[Dataset rows describing interfaces]
Segment Open
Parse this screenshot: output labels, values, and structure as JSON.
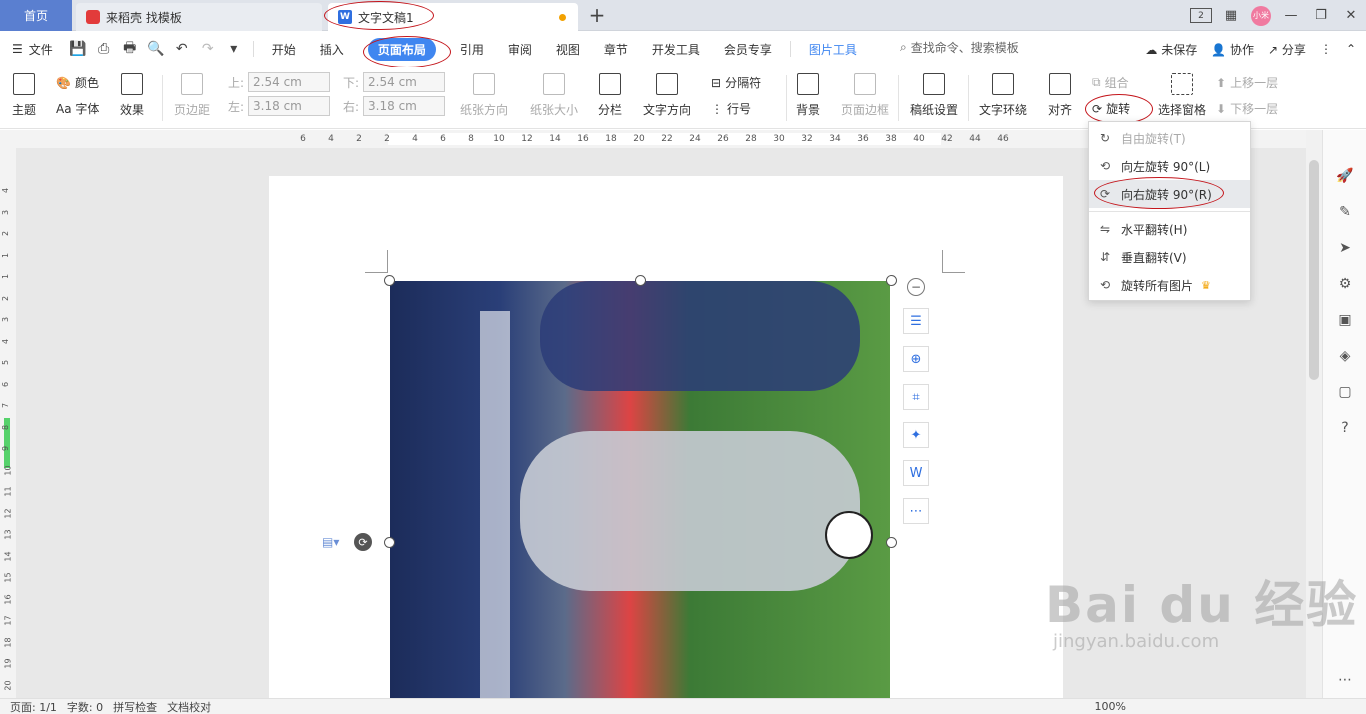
{
  "tabs": {
    "home": "首页",
    "tab1": "来稻壳 找模板",
    "tab2": "文字文稿1",
    "add": "+",
    "window_badge": "2",
    "avatar": "小米"
  },
  "menu": {
    "file": "文件",
    "items": [
      "开始",
      "插入",
      "页面布局",
      "引用",
      "审阅",
      "视图",
      "章节",
      "开发工具",
      "会员专享"
    ],
    "picture_tools": "图片工具",
    "search": "查找命令、搜索模板",
    "unsaved": "未保存",
    "collab": "协作",
    "share": "分享"
  },
  "ribbon": {
    "theme": "主题",
    "color": "颜色",
    "font": "Aa 字体",
    "effect": "效果",
    "margins": "页边距",
    "top_label": "上:",
    "top_value": "2.54 cm",
    "bottom_label": "下:",
    "bottom_value": "2.54 cm",
    "left_label": "左:",
    "left_value": "3.18 cm",
    "right_label": "右:",
    "right_value": "3.18 cm",
    "orientation": "纸张方向",
    "size": "纸张大小",
    "columns": "分栏",
    "text_direction": "文字方向",
    "separator": "分隔符",
    "line_number": "行号",
    "background": "背景",
    "page_border": "页面边框",
    "manuscript": "稿纸设置",
    "wrap": "文字环绕",
    "align": "对齐",
    "rotate": "旋转",
    "group": "组合",
    "selection_pane": "选择窗格",
    "bring_forward": "上移一层",
    "send_backward": "下移一层"
  },
  "rotate_menu": {
    "free": "自由旋转(T)",
    "left90": "向左旋转 90°(L)",
    "right90": "向右旋转 90°(R)",
    "flip_h": "水平翻转(H)",
    "flip_v": "垂直翻转(V)",
    "rotate_all": "旋转所有图片"
  },
  "ruler": {
    "h_ticks": [
      "6",
      "4",
      "2",
      "2",
      "4",
      "6",
      "8",
      "10",
      "12",
      "14",
      "16",
      "18",
      "20",
      "22",
      "24",
      "26",
      "28",
      "30",
      "32",
      "34",
      "36",
      "38",
      "40",
      "42",
      "44",
      "46"
    ],
    "v_ticks": [
      "4",
      "3",
      "2",
      "1",
      "1",
      "2",
      "3",
      "4",
      "5",
      "6",
      "7",
      "8",
      "9",
      "10",
      "11",
      "12",
      "13",
      "14",
      "15",
      "16",
      "17",
      "18",
      "19",
      "20"
    ]
  },
  "status": {
    "page": "页面: 1/1",
    "words": "字数: 0",
    "spell": "拼写检查",
    "proof": "文档校对",
    "zoom": "100%"
  },
  "watermark": {
    "brand": "Bai du 经验",
    "url": "jingyan.baidu.com"
  },
  "colors": {
    "accent": "#3f86f0",
    "home_tab": "#5a7fd0",
    "annotation": "#c4161c"
  }
}
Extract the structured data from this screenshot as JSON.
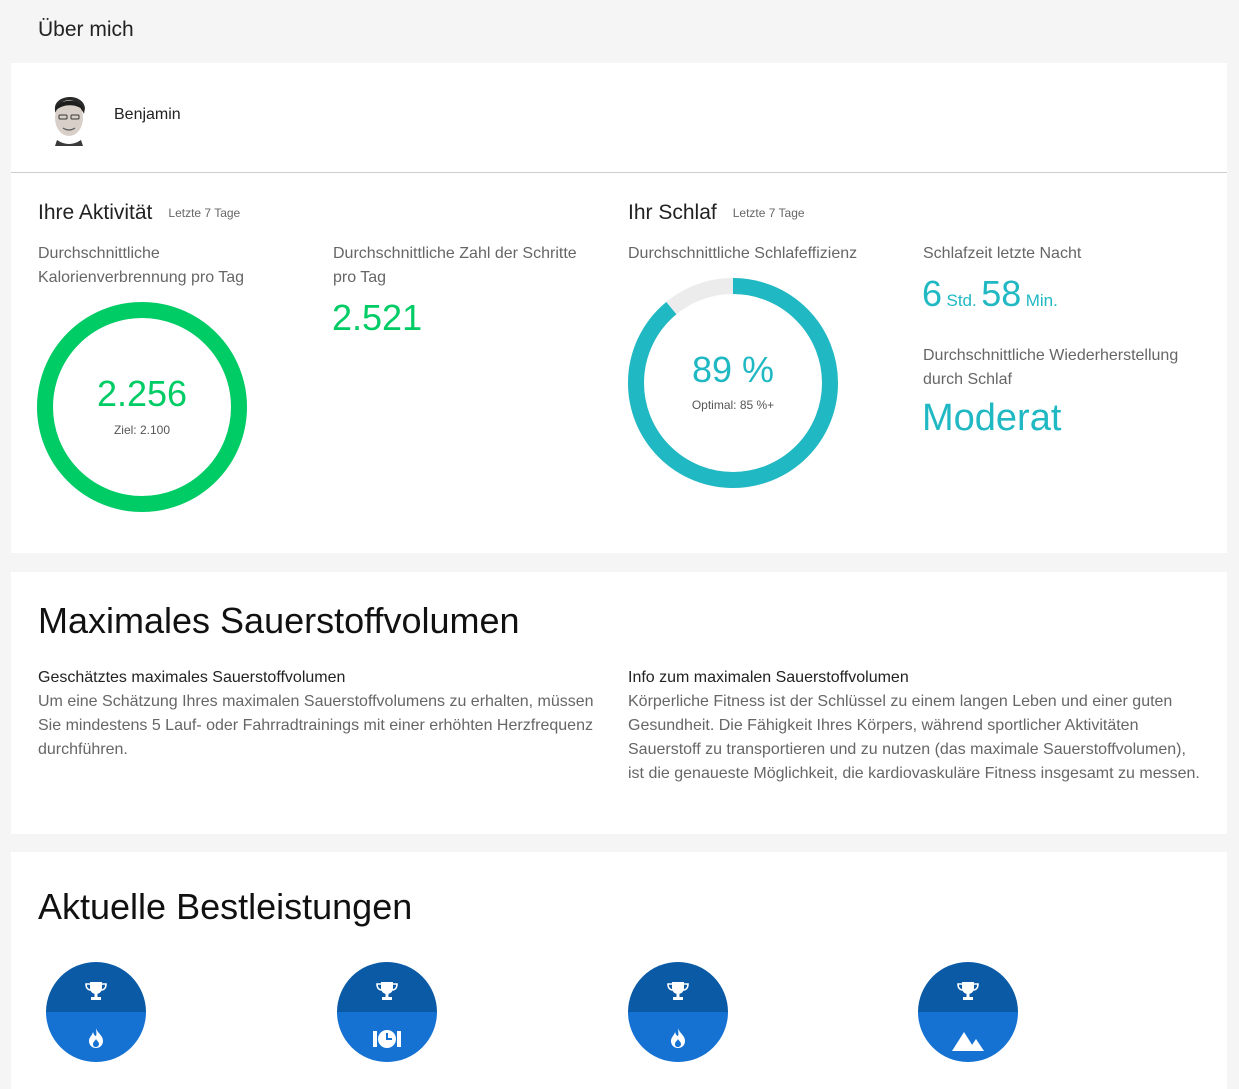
{
  "page_title": "Über mich",
  "profile": {
    "name": "Benjamin"
  },
  "activity": {
    "title": "Ihre Aktivität",
    "period": "Letzte 7 Tage",
    "calories_label": "Durchschnittliche Kalorienverbrennung pro Tag",
    "calories_value": "2.256",
    "calories_goal": "Ziel: 2.100",
    "calories_progress": 1.0,
    "steps_label": "Durchschnittliche Zahl der Schritte pro Tag",
    "steps_value": "2.521"
  },
  "sleep": {
    "title": "Ihr Schlaf",
    "period": "Letzte 7 Tage",
    "efficiency_label": "Durchschnittliche Schlafeffizienz",
    "efficiency_value": "89 %",
    "efficiency_optimal": "Optimal: 85 %+",
    "efficiency_progress": 0.89,
    "last_night_label": "Schlafzeit letzte Nacht",
    "last_night_hours": "6",
    "last_night_hours_unit": "Std.",
    "last_night_minutes": "58",
    "last_night_minutes_unit": "Min.",
    "recovery_label": "Durchschnittliche Wiederherstellung durch Schlaf",
    "recovery_value": "Moderat"
  },
  "vo2": {
    "title": "Maximales Sauerstoffvolumen",
    "estimate_heading": "Geschätztes maximales Sauerstoffvolumen",
    "estimate_text": "Um eine Schätzung Ihres maximalen Sauerstoffvolumens zu erhalten, müssen Sie mindestens 5 Lauf- oder Fahrradtrainings mit einer erhöhten Herzfrequenz durchführen.",
    "info_heading": "Info zum maximalen Sauerstoffvolumen",
    "info_text": "Körperliche Fitness ist der Schlüssel zu einem langen Leben und einer guten Gesundheit. Die Fähigkeit Ihres Körpers, während sportlicher Aktivitäten Sauerstoff zu transportieren und zu nutzen (das maximale Sauerstoffvolumen), ist die genaueste Möglichkeit, die kardiovaskuläre Fitness insgesamt zu messen."
  },
  "records": {
    "title": "Aktuelle Bestleistungen",
    "badges": [
      {
        "top_icon": "trophy-icon",
        "bottom_icon": "flame-icon"
      },
      {
        "top_icon": "trophy-icon",
        "bottom_icon": "stopwatch-icon"
      },
      {
        "top_icon": "trophy-icon",
        "bottom_icon": "flame-icon"
      },
      {
        "top_icon": "trophy-icon",
        "bottom_icon": "mountain-icon"
      }
    ]
  },
  "colors": {
    "activity_green": "#00cc66",
    "sleep_teal": "#1fb8c3",
    "ring_track": "#ececec",
    "badge_dark": "#0a5aa6",
    "badge_light": "#1572d2"
  }
}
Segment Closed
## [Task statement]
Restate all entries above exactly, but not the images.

## [Output of the task]
Parse this screenshot: output labels, values, and structure as JSON.
{
  "tabs": {
    "home": "首页",
    "tab1": "来稻壳 找模板",
    "tab2": "文字文稿1",
    "add": "+",
    "window_badge": "2",
    "avatar": "小米"
  },
  "menu": {
    "file": "文件",
    "items": [
      "开始",
      "插入",
      "页面布局",
      "引用",
      "审阅",
      "视图",
      "章节",
      "开发工具",
      "会员专享"
    ],
    "picture_tools": "图片工具",
    "search": "查找命令、搜索模板",
    "unsaved": "未保存",
    "collab": "协作",
    "share": "分享"
  },
  "ribbon": {
    "theme": "主题",
    "color": "颜色",
    "font": "Aa 字体",
    "effect": "效果",
    "margins": "页边距",
    "top_label": "上:",
    "top_value": "2.54 cm",
    "bottom_label": "下:",
    "bottom_value": "2.54 cm",
    "left_label": "左:",
    "left_value": "3.18 cm",
    "right_label": "右:",
    "right_value": "3.18 cm",
    "orientation": "纸张方向",
    "size": "纸张大小",
    "columns": "分栏",
    "text_direction": "文字方向",
    "separator": "分隔符",
    "line_number": "行号",
    "background": "背景",
    "page_border": "页面边框",
    "manuscript": "稿纸设置",
    "wrap": "文字环绕",
    "align": "对齐",
    "rotate": "旋转",
    "group": "组合",
    "selection_pane": "选择窗格",
    "bring_forward": "上移一层",
    "send_backward": "下移一层"
  },
  "rotate_menu": {
    "free": "自由旋转(T)",
    "left90": "向左旋转 90°(L)",
    "right90": "向右旋转 90°(R)",
    "flip_h": "水平翻转(H)",
    "flip_v": "垂直翻转(V)",
    "rotate_all": "旋转所有图片"
  },
  "ruler": {
    "h_ticks": [
      "6",
      "4",
      "2",
      "2",
      "4",
      "6",
      "8",
      "10",
      "12",
      "14",
      "16",
      "18",
      "20",
      "22",
      "24",
      "26",
      "28",
      "30",
      "32",
      "34",
      "36",
      "38",
      "40",
      "42",
      "44",
      "46"
    ],
    "v_ticks": [
      "4",
      "3",
      "2",
      "1",
      "1",
      "2",
      "3",
      "4",
      "5",
      "6",
      "7",
      "8",
      "9",
      "10",
      "11",
      "12",
      "13",
      "14",
      "15",
      "16",
      "17",
      "18",
      "19",
      "20"
    ]
  },
  "status": {
    "page": "页面: 1/1",
    "words": "字数: 0",
    "spell": "拼写检查",
    "proof": "文档校对",
    "zoom": "100%"
  },
  "watermark": {
    "brand": "Bai du 经验",
    "url": "jingyan.baidu.com"
  },
  "colors": {
    "accent": "#3f86f0",
    "home_tab": "#5a7fd0",
    "annotation": "#c4161c"
  }
}
Extract the structured data from this screenshot as JSON.
{
  "page_title": "Über mich",
  "profile": {
    "name": "Benjamin"
  },
  "activity": {
    "title": "Ihre Aktivität",
    "period": "Letzte 7 Tage",
    "calories_label": "Durchschnittliche Kalorienverbrennung pro Tag",
    "calories_value": "2.256",
    "calories_goal": "Ziel: 2.100",
    "calories_progress": 1.0,
    "steps_label": "Durchschnittliche Zahl der Schritte pro Tag",
    "steps_value": "2.521"
  },
  "sleep": {
    "title": "Ihr Schlaf",
    "period": "Letzte 7 Tage",
    "efficiency_label": "Durchschnittliche Schlafeffizienz",
    "efficiency_value": "89 %",
    "efficiency_optimal": "Optimal: 85 %+",
    "efficiency_progress": 0.89,
    "last_night_label": "Schlafzeit letzte Nacht",
    "last_night_hours": "6",
    "last_night_hours_unit": "Std.",
    "last_night_minutes": "58",
    "last_night_minutes_unit": "Min.",
    "recovery_label": "Durchschnittliche Wiederherstellung durch Schlaf",
    "recovery_value": "Moderat"
  },
  "vo2": {
    "title": "Maximales Sauerstoffvolumen",
    "estimate_heading": "Geschätztes maximales Sauerstoffvolumen",
    "estimate_text": "Um eine Schätzung Ihres maximalen Sauerstoffvolumens zu erhalten, müssen Sie mindestens 5 Lauf- oder Fahrradtrainings mit einer erhöhten Herzfrequenz durchführen.",
    "info_heading": "Info zum maximalen Sauerstoffvolumen",
    "info_text": "Körperliche Fitness ist der Schlüssel zu einem langen Leben und einer guten Gesundheit. Die Fähigkeit Ihres Körpers, während sportlicher Aktivitäten Sauerstoff zu transportieren und zu nutzen (das maximale Sauerstoffvolumen), ist die genaueste Möglichkeit, die kardiovaskuläre Fitness insgesamt zu messen."
  },
  "records": {
    "title": "Aktuelle Bestleistungen",
    "badges": [
      {
        "top_icon": "trophy-icon",
        "bottom_icon": "flame-icon"
      },
      {
        "top_icon": "trophy-icon",
        "bottom_icon": "stopwatch-icon"
      },
      {
        "top_icon": "trophy-icon",
        "bottom_icon": "flame-icon"
      },
      {
        "top_icon": "trophy-icon",
        "bottom_icon": "mountain-icon"
      }
    ]
  },
  "colors": {
    "activity_green": "#00cc66",
    "sleep_teal": "#1fb8c3",
    "ring_track": "#ececec",
    "badge_dark": "#0a5aa6",
    "badge_light": "#1572d2"
  }
}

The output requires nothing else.